Now we have some facts to back up the assertion that this supposed "crisis" is a distortion of the truth, manufactured by conservatives.  It has Karl Rove's fingerprints all over it.

News21 is an non-partisan initiative of the Future of Journalism Education program that is supported by non-profit foundations and located in the Walter Cronkite School of Journalism and Mass Communication at Arizona State University.

In a major investigative project, faculty and students of journalism from many universities have examined all the claims of election fraud in the U.S. since 2000.  Here are some of their findings.

1.  The number of in-person voter impersonations on election day is virtually non-existant.  Only 10 valid cases were found since 2000.

2.  Not only is the actual number small, it shrinks to infinitesimal when you consider that, since 2000, more than 600 million votes have been cast in presidential elections alone.  That comes to 1 in 60 million.   You're more likely to be bitten by a pit viper while attending a production of "The Marriage of Figaro" at the Metropolitan Opera on a Tuesday night in February.

3.  Yet to combat this non-existent problem, 37 states have passed laws requiring a government issued, photo ID to be presented in order to vote in person -- but not in order to vote by absentee ballot, where demonstrable cases of fraud do happen.

4.  An estimated 11% (21 million people) do not have the required photo ID.  An estimated 3 our of 4 of these are in demographic groups that tend to vote Democratic.

5.  Defending their voter ID law in a court case, Pennsylvania state officials conceded that they have no evidence of any prior in-person voter fraud.  Yet they have also said that as many as 8 million voters in the state may lack the proper ID to vote as a result of the law.

Now here is the scandalous part.   

In a close election, this could be the decisive factor.
The Republicans could once again steal the election
and set our country on a disastrous course.

And it would be through manipulation and deceipt -- not through true voter preference.


Monday, August 13, 2012

Let's bring back Newt

When Newt finally dropped out of the Republican primary, I was hoping never to have to see his self-worshiping face again.

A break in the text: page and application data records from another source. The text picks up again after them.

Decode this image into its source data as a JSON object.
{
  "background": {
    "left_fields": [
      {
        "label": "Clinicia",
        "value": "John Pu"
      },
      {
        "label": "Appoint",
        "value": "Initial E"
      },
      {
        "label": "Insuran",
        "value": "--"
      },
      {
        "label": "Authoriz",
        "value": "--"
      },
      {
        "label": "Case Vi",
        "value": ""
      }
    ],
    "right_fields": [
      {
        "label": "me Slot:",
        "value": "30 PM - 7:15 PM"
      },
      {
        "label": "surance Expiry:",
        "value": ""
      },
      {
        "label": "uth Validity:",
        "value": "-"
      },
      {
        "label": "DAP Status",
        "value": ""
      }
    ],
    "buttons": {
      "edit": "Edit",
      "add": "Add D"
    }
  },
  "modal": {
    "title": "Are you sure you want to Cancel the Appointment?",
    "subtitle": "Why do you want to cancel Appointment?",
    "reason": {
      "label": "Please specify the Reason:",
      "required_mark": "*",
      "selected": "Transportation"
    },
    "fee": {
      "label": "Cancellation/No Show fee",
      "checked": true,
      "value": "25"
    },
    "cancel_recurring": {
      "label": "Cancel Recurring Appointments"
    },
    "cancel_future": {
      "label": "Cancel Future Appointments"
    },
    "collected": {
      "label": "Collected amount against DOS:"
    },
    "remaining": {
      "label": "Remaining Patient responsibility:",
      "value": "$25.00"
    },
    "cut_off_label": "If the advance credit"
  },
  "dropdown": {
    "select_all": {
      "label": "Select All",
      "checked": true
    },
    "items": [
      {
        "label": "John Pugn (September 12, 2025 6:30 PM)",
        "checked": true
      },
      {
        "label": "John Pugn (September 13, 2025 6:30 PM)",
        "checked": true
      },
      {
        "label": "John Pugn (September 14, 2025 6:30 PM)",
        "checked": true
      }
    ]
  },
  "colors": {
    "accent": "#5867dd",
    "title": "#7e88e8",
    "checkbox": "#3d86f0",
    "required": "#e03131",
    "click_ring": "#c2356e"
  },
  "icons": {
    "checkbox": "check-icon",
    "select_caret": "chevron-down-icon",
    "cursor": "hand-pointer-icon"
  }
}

But now, I want to bring him back one last time.

Let's see a Democratic ad, with a video clip of Newt in his now-infamous declaration that the Paul Ryan budget plan is "right-wing social engineering."

He actually did say that about a year ago.  Of course, Newt had to apologize.  And he kept on apologizing, but the party never quite forgave him for what amounted to farting at the tea party.

Wouldn't you like to see that quote used in a political ad against the Romney/Ryan ticket?


Sunday, August 12, 2012

Why Romney chose Ryan

This is only my own speculation, but here's why I think Romney chose Paul Ryan as his running mate.

1.  Ryan will fire up the ultra-conservative base like no one else.   The only others who could create such excitement among the extreme right wing would lose the moderates and independents (Bachmann, Santorum, etc).

2.  Romney either has to embrace and defend the Ryan budget, which has already been passed by the Republican controlled House, or he has to fight Ryan and the deficit and small-government hawks he represents.  So he might as well put Ryan himself in the spotlight to defend the budget himself.  He'll do it more effectively than Romney could.

3.  The hope is that this will take the heat off Romney's personal wealth management and put it on the policy itself.

4.  Ryan is attractive, young, and fresh.  He will create a whole media frenzy that will take the focus off Romney, and that is what they need right now. why is this the same choice that the Obama campaign would have made?

BUT:  Why is the same choice the one the Obama campaign was hoping for?

1.  It shifts the focus from a referendum on Obama's performance to the policy differences between the two parties.

2.  Even Romney cannot now disavow ownership of the Ryan budget -- and it can easily be fought as taking from the poor to give to the rich.   And besides that, the CBO says it will increase the deficit.

3.  The Romney-Ryan ticket cannot by any stretch pretend to have the slightest credentials on foreign policy or commander-in-chief readiness.    True, neither did Obama.  But then he picked Joe Biden as his VP, and that is Biden's strong suit.

So . . . Game on !!!